◆ **Material for this task**:
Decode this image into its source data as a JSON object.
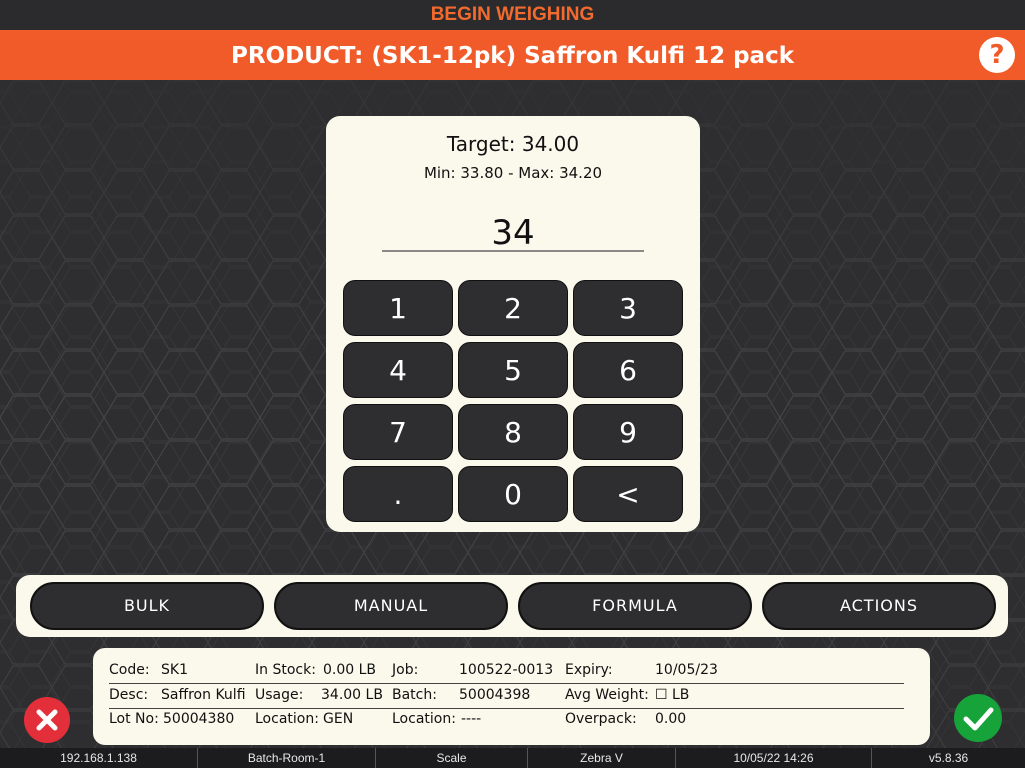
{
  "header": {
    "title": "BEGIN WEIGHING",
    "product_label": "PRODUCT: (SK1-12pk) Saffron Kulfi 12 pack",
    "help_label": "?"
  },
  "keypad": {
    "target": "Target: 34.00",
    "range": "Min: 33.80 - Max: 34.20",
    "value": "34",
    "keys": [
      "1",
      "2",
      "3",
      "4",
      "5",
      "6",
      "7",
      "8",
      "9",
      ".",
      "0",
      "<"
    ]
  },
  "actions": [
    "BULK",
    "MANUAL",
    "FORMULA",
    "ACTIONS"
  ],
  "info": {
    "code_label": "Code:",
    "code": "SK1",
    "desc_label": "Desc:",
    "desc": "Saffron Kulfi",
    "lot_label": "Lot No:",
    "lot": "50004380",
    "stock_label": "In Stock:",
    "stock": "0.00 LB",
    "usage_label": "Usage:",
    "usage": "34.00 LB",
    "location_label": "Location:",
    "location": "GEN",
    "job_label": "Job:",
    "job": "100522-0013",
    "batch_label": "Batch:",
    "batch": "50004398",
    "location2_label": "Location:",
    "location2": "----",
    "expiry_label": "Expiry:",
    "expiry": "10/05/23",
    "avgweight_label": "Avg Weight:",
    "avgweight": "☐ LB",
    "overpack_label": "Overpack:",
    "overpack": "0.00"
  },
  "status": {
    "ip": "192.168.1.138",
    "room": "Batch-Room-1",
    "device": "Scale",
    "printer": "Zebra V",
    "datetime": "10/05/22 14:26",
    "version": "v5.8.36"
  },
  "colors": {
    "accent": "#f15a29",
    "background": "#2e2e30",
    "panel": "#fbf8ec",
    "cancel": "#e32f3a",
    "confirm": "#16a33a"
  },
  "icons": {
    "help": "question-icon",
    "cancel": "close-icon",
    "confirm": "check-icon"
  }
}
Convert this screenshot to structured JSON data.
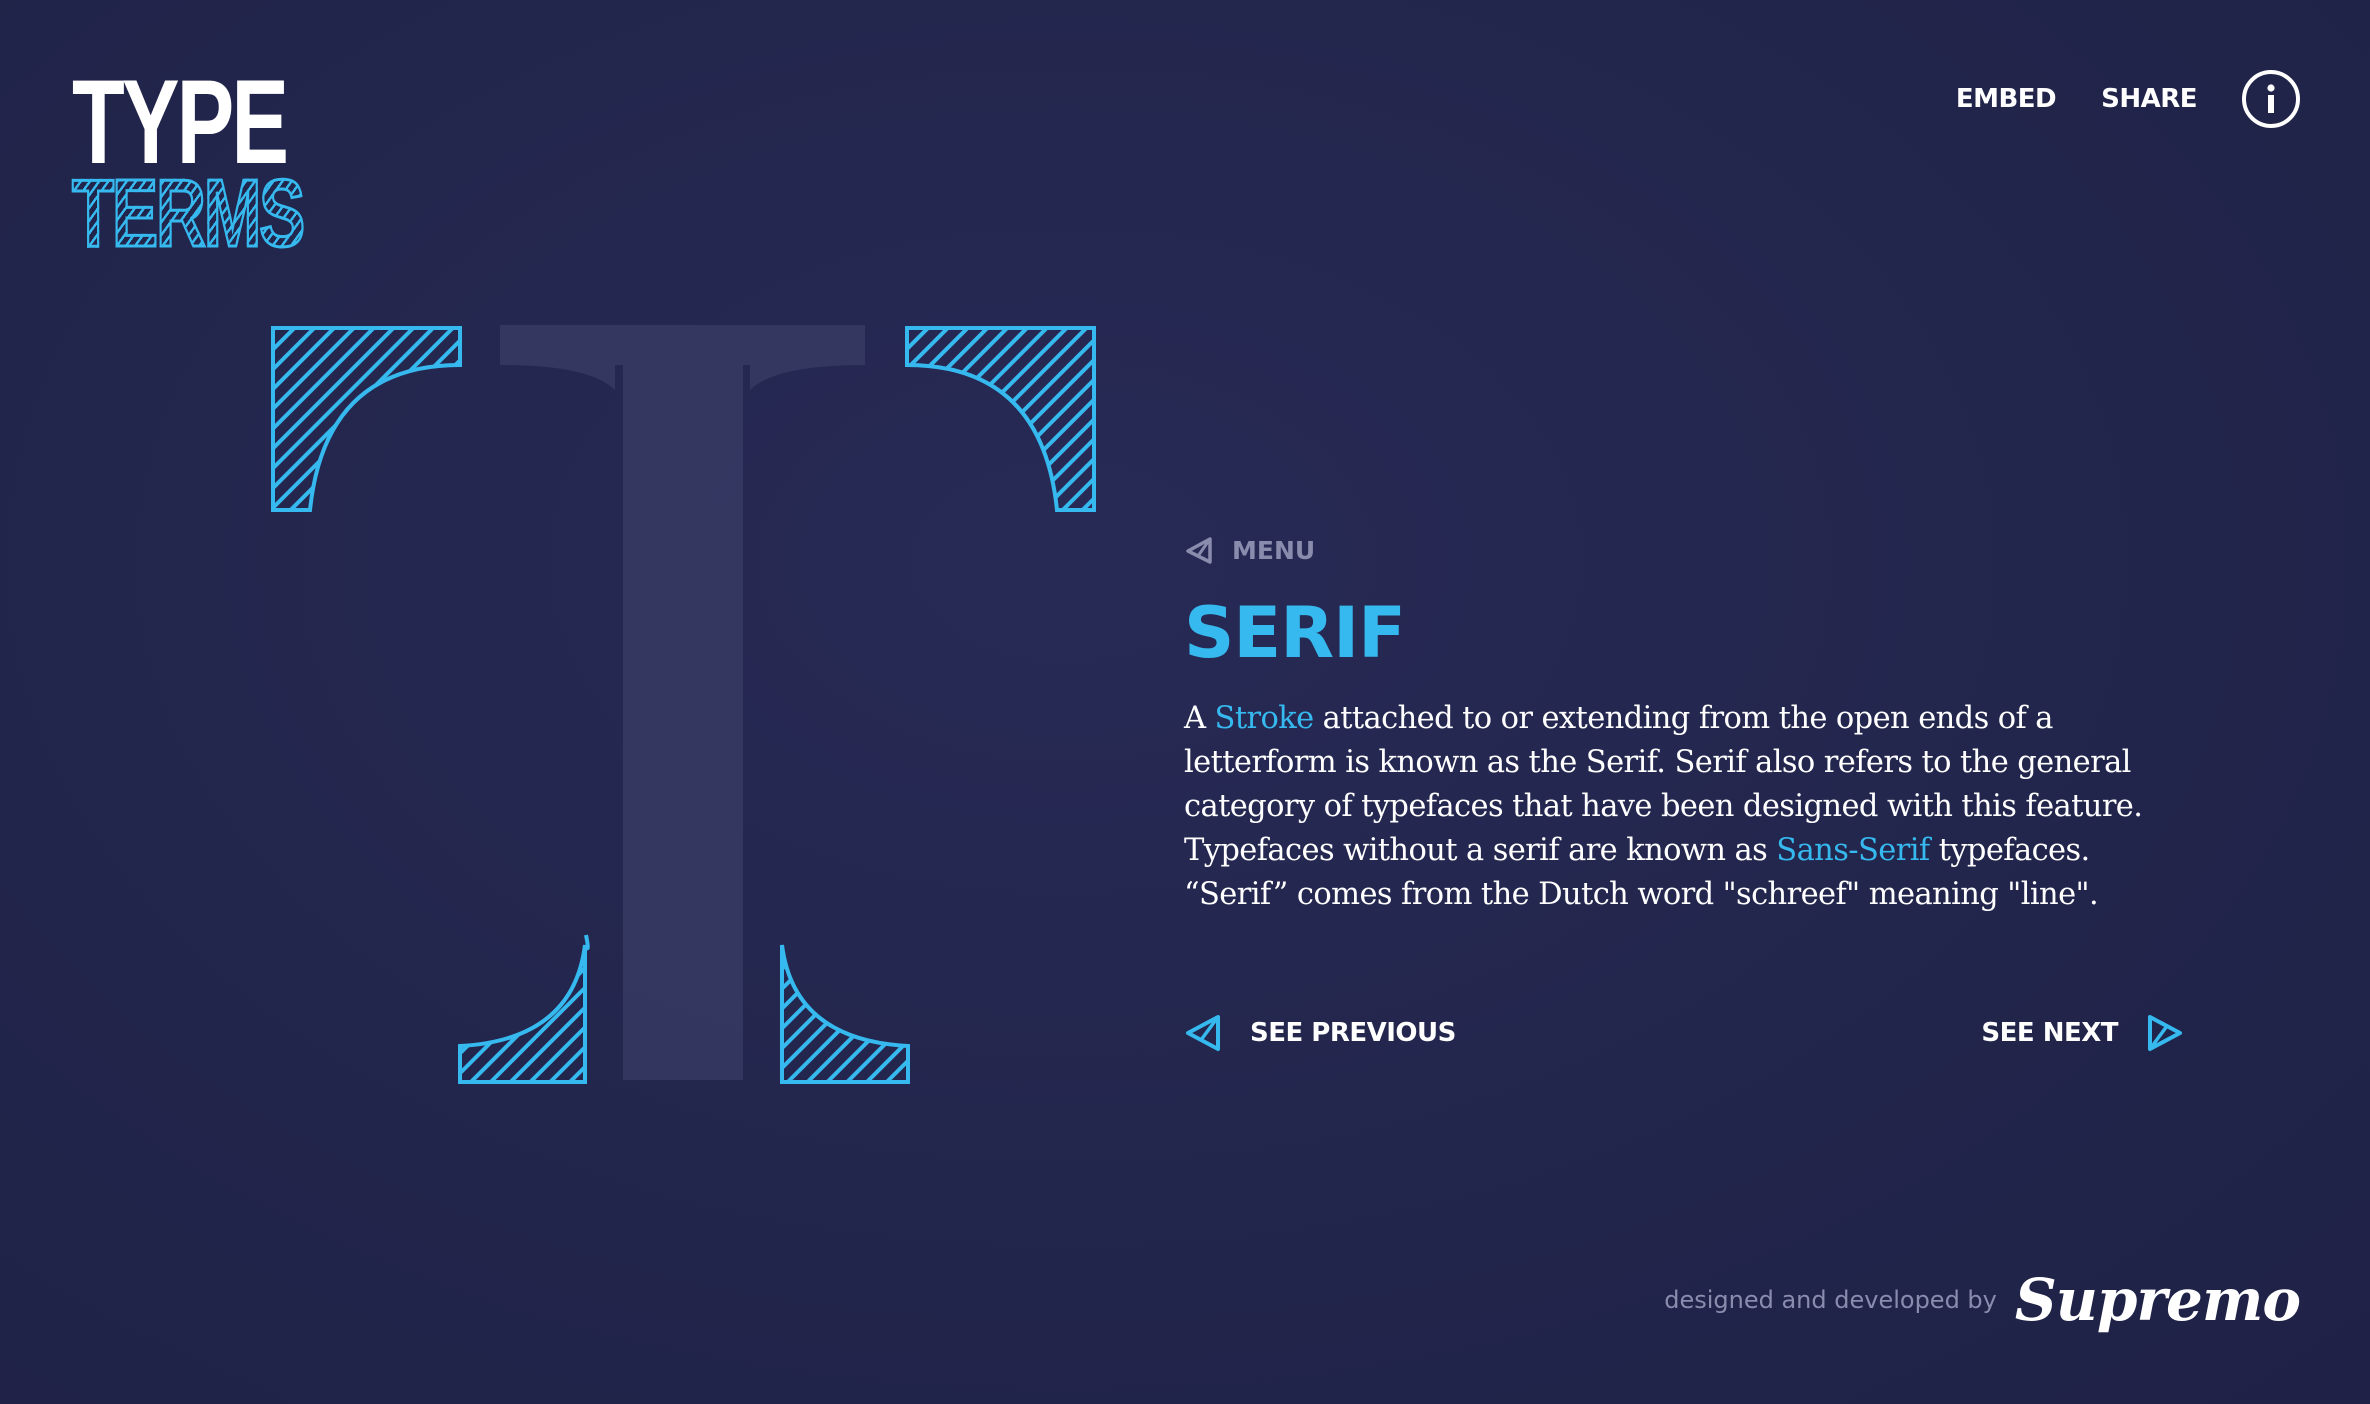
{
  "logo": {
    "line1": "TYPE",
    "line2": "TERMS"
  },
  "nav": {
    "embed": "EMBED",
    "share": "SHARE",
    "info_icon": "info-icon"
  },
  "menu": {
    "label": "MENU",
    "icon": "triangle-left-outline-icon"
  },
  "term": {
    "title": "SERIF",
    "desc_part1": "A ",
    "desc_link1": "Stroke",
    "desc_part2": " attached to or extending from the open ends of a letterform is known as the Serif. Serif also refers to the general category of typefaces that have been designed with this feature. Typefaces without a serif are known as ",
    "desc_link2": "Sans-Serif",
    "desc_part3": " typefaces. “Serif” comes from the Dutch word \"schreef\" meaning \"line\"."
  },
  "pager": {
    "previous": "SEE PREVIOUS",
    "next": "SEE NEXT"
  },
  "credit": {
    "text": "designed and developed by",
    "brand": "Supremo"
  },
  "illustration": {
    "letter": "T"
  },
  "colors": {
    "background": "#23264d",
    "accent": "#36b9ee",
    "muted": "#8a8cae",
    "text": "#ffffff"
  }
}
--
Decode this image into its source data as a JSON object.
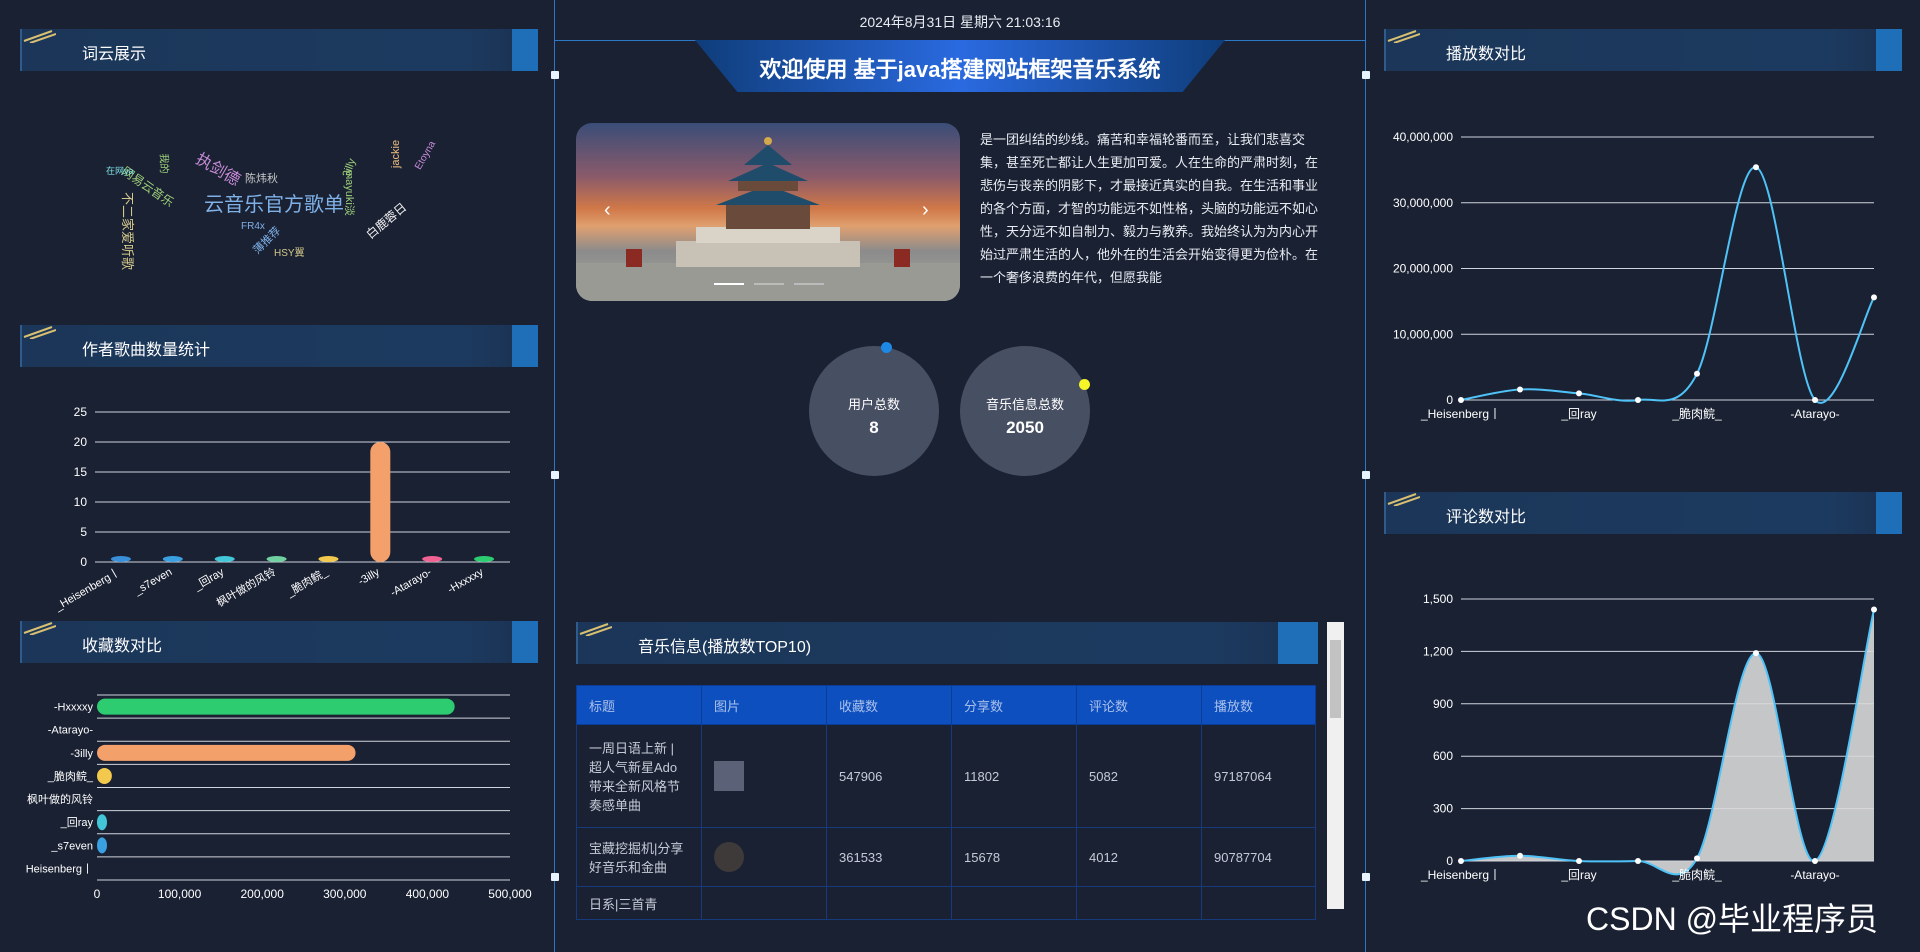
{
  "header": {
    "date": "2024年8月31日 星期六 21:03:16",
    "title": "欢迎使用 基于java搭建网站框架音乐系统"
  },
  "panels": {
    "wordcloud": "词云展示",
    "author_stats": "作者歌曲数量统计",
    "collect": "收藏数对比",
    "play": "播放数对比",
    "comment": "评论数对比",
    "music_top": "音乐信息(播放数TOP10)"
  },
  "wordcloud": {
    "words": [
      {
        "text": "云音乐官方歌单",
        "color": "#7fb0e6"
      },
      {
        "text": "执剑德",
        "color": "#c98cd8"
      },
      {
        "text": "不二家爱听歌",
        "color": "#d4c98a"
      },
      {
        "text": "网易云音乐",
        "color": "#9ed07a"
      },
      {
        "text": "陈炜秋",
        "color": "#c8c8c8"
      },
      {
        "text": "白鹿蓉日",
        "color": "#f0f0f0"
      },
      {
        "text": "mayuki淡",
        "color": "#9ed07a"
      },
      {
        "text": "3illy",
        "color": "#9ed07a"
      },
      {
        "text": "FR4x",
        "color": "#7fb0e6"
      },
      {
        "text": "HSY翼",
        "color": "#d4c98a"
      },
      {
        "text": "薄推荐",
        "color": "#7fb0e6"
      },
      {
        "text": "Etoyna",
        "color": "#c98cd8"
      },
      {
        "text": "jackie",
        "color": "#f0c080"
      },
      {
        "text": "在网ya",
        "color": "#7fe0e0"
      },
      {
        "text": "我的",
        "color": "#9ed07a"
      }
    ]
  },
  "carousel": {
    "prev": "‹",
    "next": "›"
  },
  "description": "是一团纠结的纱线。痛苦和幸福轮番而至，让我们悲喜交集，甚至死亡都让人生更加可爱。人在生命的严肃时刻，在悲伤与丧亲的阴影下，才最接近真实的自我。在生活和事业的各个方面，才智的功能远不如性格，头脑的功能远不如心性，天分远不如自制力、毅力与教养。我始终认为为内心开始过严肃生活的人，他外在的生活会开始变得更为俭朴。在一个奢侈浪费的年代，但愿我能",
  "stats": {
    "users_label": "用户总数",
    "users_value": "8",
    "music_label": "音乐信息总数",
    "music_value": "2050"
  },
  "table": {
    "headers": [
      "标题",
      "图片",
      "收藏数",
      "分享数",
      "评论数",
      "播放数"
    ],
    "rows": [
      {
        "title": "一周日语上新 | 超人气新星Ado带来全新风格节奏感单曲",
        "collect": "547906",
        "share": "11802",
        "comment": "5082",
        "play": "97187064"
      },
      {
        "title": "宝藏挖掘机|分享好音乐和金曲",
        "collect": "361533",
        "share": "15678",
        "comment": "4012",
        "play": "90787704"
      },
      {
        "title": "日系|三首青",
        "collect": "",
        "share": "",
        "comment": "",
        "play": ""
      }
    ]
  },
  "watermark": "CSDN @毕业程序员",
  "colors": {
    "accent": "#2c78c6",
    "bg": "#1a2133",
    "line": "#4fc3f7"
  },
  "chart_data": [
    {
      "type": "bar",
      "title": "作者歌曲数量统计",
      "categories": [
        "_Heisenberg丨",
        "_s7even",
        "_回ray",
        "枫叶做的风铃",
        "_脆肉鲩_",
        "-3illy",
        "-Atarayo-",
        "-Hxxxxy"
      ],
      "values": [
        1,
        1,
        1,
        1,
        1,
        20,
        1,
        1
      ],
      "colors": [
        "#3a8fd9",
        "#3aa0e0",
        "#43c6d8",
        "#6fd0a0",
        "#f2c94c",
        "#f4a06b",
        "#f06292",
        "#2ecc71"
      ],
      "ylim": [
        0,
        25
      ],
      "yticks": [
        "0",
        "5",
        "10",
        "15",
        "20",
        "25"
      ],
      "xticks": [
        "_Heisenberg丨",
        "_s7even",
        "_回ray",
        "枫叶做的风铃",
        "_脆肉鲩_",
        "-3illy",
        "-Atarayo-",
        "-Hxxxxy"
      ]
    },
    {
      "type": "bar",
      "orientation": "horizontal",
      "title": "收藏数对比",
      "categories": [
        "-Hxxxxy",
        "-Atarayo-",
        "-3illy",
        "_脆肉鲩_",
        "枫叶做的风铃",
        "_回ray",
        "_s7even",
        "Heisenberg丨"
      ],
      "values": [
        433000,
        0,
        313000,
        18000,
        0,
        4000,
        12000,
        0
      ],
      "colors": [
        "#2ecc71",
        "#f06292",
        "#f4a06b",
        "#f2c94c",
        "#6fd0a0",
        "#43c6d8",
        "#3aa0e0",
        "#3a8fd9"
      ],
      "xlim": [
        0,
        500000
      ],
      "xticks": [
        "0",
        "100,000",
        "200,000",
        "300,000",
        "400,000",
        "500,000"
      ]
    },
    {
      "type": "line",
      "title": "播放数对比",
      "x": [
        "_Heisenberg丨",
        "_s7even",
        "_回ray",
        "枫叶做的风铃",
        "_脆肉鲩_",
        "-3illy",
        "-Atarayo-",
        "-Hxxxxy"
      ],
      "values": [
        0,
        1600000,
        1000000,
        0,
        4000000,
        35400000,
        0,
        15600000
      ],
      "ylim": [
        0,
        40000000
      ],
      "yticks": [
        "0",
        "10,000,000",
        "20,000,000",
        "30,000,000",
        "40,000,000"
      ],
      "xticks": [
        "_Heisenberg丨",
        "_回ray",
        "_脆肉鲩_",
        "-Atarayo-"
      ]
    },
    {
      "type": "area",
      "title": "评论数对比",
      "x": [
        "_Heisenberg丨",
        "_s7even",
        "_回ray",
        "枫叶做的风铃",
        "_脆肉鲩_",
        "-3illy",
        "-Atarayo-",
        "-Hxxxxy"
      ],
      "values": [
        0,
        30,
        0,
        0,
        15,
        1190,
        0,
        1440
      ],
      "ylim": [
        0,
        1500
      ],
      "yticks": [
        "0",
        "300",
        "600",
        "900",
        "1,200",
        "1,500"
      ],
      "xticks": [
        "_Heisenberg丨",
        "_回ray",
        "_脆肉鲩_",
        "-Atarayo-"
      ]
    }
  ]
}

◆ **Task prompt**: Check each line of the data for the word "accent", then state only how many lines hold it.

◆ **Output**: 3